MATERIAL PROVIDED:
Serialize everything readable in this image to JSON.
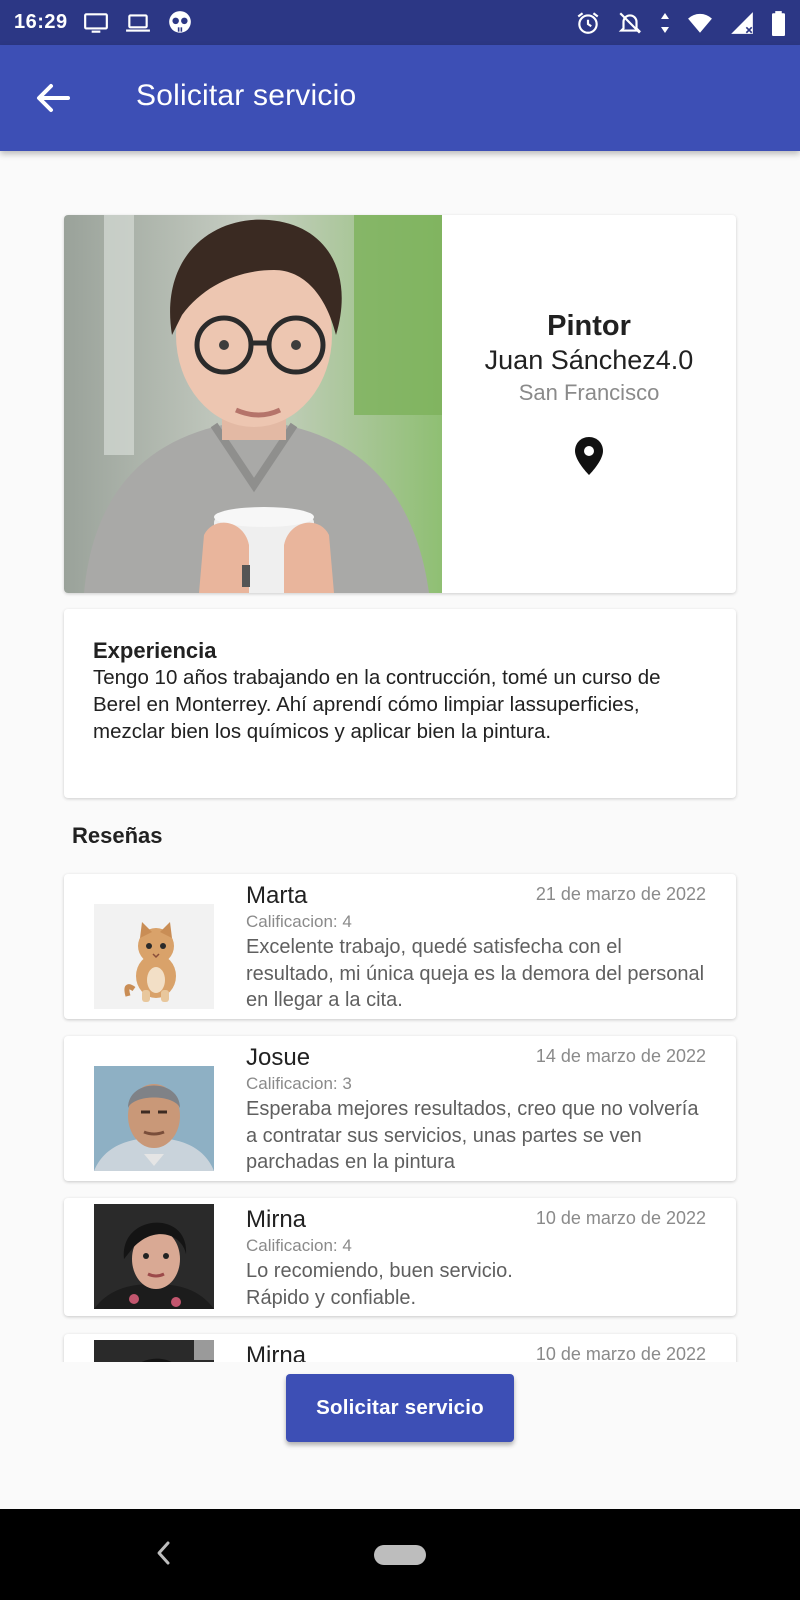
{
  "status_bar": {
    "time": "16:29",
    "left_icons": [
      "monitor-icon",
      "laptop-icon",
      "skull-icon"
    ],
    "right_icons": [
      "alarm-icon",
      "notifications-off-icon",
      "data-arrows-icon",
      "wifi-icon",
      "signal-icon",
      "battery-icon"
    ]
  },
  "app_bar": {
    "back_icon": "arrow-back-icon",
    "title": "Solicitar servicio",
    "color": "#3d4fb5"
  },
  "profile": {
    "profession": "Pintor",
    "name": "Juan Sánchez4.0",
    "city": "San Francisco",
    "location_icon": "location-pin-icon"
  },
  "experience": {
    "title": "Experiencia",
    "text": "Tengo 10 años trabajando en la contrucción, tomé un curso de Berel en Monterrey. Ahí aprendí cómo limpiar lassuperficies, mezclar bien los químicos y aplicar bien la pintura."
  },
  "reviews": {
    "heading": "Reseñas",
    "items": [
      {
        "name": "Marta",
        "date": "21 de marzo de 2022",
        "rating": "Calificacion: 4",
        "text": "Excelente trabajo, quedé satisfecha con el resultado, mi única queja es la demora del personal en llegar a la cita."
      },
      {
        "name": "Josue",
        "date": "14 de marzo de 2022",
        "rating": "Calificacion: 3",
        "text": "Esperaba mejores resultados, creo que no volvería a contratar sus servicios, unas partes se ven parchadas en la pintura"
      },
      {
        "name": "Mirna",
        "date": "10 de marzo de 2022",
        "rating": "Calificacion: 4",
        "text": "Lo recomiendo, buen servicio.\n    Rápido y confiable."
      },
      {
        "name": "Mirna",
        "date": "10 de marzo de 2022",
        "rating": "",
        "text": ""
      }
    ]
  },
  "request_button": {
    "label": "Solicitar servicio"
  },
  "nav_bar": {
    "back_icon": "nav-back-icon",
    "home_icon": "nav-home-pill-icon"
  }
}
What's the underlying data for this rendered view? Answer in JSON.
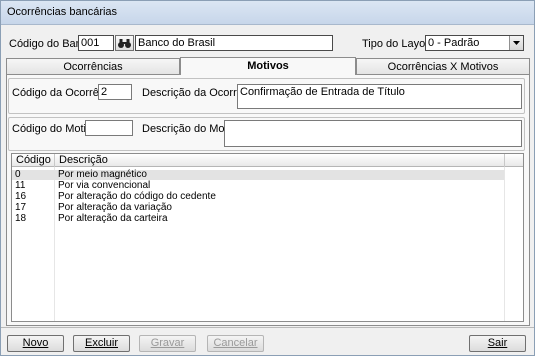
{
  "window": {
    "title": "Ocorrências bancárias"
  },
  "header": {
    "bank_code_label": "Código do Banco:",
    "bank_code_value": "001",
    "bank_name_value": "Banco do Brasil",
    "layout_label": "Tipo do Layout:",
    "layout_value": "0 - Padrão"
  },
  "tabs": [
    {
      "label": "Ocorrências",
      "active": false
    },
    {
      "label": "Motivos",
      "active": true
    },
    {
      "label": "Ocorrências X Motivos",
      "active": false
    }
  ],
  "occurrence": {
    "code_label": "Código da Ocorrência:",
    "code_value": "2",
    "desc_label": "Descrição da Ocorrência:",
    "desc_value": "Confirmação de Entrada de Título"
  },
  "reason": {
    "code_label": "Código do Motivo:",
    "code_value": "",
    "desc_label": "Descrição do Motivo:",
    "desc_value": ""
  },
  "grid": {
    "columns": [
      "Código",
      "Descrição"
    ],
    "rows": [
      {
        "code": "0",
        "desc": "Por meio magnético"
      },
      {
        "code": "11",
        "desc": "Por via convencional"
      },
      {
        "code": "16",
        "desc": "Por alteração do código do cedente"
      },
      {
        "code": "17",
        "desc": "Por alteração da variação"
      },
      {
        "code": "18",
        "desc": "Por alteração da carteira"
      }
    ]
  },
  "buttons": {
    "new": "Novo",
    "delete": "Excluir",
    "save": "Gravar",
    "cancel": "Cancelar",
    "exit": "Sair"
  }
}
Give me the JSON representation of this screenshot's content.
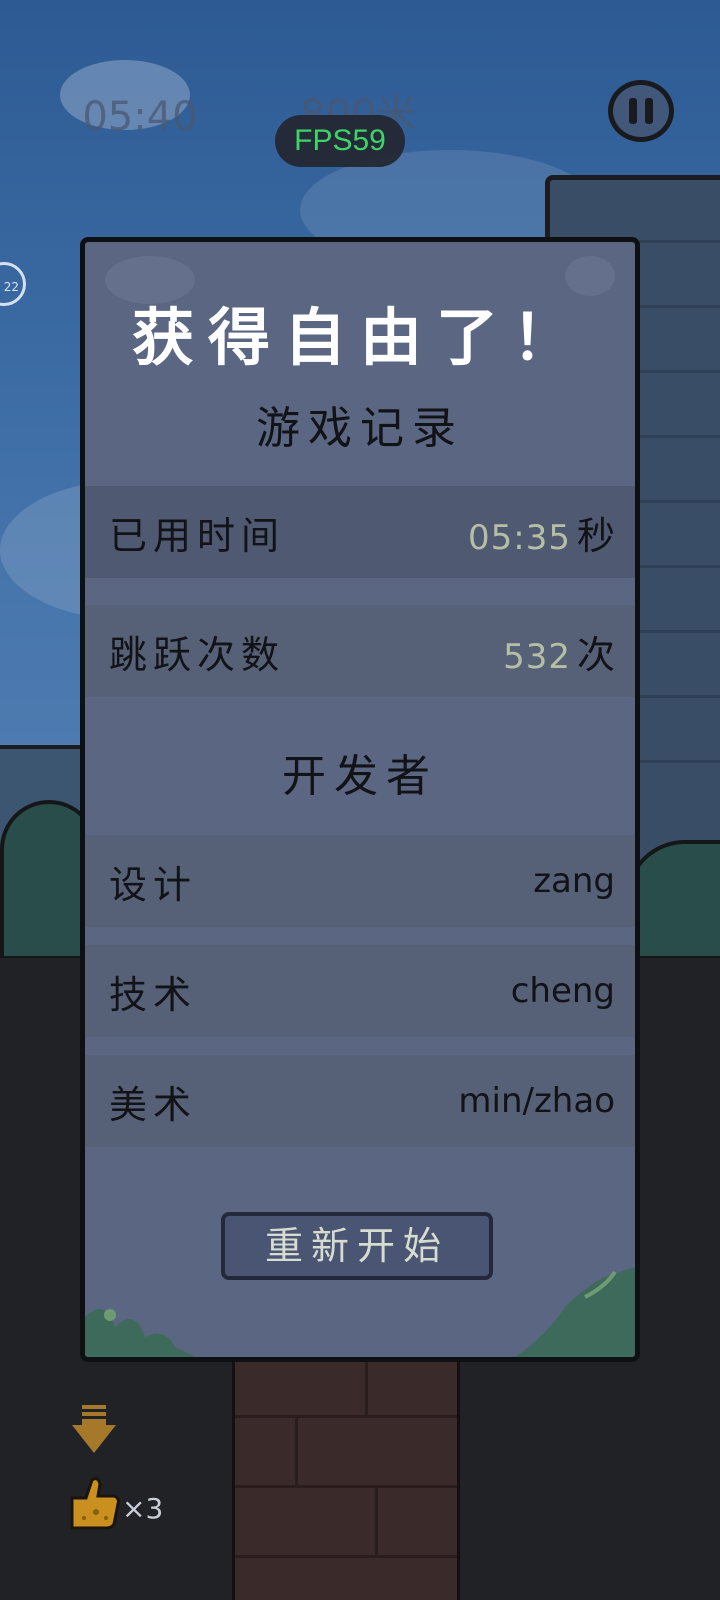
{
  "hud": {
    "time": "05:40",
    "distance": "800米",
    "fps": "FPS59",
    "side_badge": "22",
    "pause_icon": "pause-icon"
  },
  "dialog": {
    "title": "获得自由了！",
    "record_header": "游戏记录",
    "records": [
      {
        "label": "已用时间",
        "value": "05:35",
        "unit": "秒"
      },
      {
        "label": "跳跃次数",
        "value": "532",
        "unit": "次"
      }
    ],
    "dev_header": "开发者",
    "developers": [
      {
        "role": "设计",
        "name": "zang"
      },
      {
        "role": "技术",
        "name": "cheng"
      },
      {
        "role": "美术",
        "name": "min/zhao"
      }
    ],
    "restart_label": "重新开始"
  },
  "item": {
    "arrow_icon": "down-arrow-icon",
    "thumb_icon": "thumbs-up-icon",
    "count": "×3"
  },
  "colors": {
    "dialog_bg": "#5a6682",
    "fps_text": "#3fd467",
    "number_text": "#b4bfa4"
  }
}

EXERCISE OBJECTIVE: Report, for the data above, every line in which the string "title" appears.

COMPLETED EXERCISE:
    "title": "Solicitar servicio",
    "title": "Experiencia",
    "title": "Ocorrências bancárias"
    "title": "获得自由了！",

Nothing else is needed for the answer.